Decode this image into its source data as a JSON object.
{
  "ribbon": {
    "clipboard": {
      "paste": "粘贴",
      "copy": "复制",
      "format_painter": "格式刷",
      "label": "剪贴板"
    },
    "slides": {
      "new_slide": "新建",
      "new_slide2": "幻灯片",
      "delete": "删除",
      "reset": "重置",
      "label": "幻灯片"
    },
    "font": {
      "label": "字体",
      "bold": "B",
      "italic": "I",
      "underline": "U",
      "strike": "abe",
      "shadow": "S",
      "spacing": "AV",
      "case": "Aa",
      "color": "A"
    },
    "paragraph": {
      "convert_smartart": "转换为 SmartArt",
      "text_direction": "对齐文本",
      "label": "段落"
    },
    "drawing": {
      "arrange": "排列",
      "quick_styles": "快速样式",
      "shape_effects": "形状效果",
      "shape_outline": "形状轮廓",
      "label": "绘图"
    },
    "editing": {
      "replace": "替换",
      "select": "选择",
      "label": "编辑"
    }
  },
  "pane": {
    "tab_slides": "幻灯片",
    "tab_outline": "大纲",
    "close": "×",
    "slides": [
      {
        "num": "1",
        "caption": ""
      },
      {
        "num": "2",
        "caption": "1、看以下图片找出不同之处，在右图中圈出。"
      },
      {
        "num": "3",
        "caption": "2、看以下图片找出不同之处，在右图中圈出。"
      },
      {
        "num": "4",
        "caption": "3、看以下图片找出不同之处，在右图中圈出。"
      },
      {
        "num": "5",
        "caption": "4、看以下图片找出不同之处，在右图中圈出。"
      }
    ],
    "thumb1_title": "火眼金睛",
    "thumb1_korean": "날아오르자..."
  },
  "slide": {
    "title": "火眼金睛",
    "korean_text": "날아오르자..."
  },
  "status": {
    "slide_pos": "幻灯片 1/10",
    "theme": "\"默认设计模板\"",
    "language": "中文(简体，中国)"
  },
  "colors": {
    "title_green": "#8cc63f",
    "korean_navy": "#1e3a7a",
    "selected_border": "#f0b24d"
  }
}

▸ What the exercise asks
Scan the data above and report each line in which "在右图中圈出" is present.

▸ Your solution
        "caption": "1、看以下图片找出不同之处，在右图中圈出。"
        "caption": "2、看以下图片找出不同之处，在右图中圈出。"
        "caption": "3、看以下图片找出不同之处，在右图中圈出。"
        "caption": "4、看以下图片找出不同之处，在右图中圈出。"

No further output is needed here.